**WORK TASK:** The expected answer is a single number, namely how many lines in the data below hold the word "value".

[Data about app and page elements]
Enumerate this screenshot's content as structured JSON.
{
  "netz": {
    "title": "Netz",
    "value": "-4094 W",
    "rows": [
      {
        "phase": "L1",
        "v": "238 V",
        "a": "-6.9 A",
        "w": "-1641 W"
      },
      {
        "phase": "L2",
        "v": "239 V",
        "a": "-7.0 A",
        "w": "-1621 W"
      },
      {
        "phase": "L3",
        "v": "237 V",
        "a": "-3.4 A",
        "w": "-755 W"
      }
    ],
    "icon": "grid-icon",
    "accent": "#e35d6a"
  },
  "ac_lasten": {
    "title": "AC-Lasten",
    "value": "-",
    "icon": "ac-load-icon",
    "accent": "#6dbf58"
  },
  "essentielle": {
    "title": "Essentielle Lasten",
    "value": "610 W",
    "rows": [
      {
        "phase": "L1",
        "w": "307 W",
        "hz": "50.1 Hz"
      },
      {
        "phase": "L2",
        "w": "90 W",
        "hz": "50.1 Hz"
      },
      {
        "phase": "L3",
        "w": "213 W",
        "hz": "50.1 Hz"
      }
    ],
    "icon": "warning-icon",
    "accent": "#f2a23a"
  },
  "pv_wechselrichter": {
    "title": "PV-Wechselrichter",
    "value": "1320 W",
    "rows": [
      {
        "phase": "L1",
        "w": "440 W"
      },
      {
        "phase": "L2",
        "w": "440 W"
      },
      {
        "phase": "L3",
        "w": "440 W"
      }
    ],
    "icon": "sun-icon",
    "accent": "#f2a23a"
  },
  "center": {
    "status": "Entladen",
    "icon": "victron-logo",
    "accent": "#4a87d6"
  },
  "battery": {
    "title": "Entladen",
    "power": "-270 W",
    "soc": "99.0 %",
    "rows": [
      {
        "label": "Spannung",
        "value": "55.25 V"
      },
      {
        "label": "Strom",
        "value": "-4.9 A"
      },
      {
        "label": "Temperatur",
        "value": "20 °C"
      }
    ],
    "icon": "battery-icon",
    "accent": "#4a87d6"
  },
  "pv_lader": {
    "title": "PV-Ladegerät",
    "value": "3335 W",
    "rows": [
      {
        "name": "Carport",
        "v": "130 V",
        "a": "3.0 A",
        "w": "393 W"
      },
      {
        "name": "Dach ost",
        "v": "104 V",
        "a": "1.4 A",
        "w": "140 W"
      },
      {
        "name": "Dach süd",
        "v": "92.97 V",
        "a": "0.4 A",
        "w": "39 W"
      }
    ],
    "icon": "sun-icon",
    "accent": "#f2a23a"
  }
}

**SOLUTION TO THIS TASK:** 8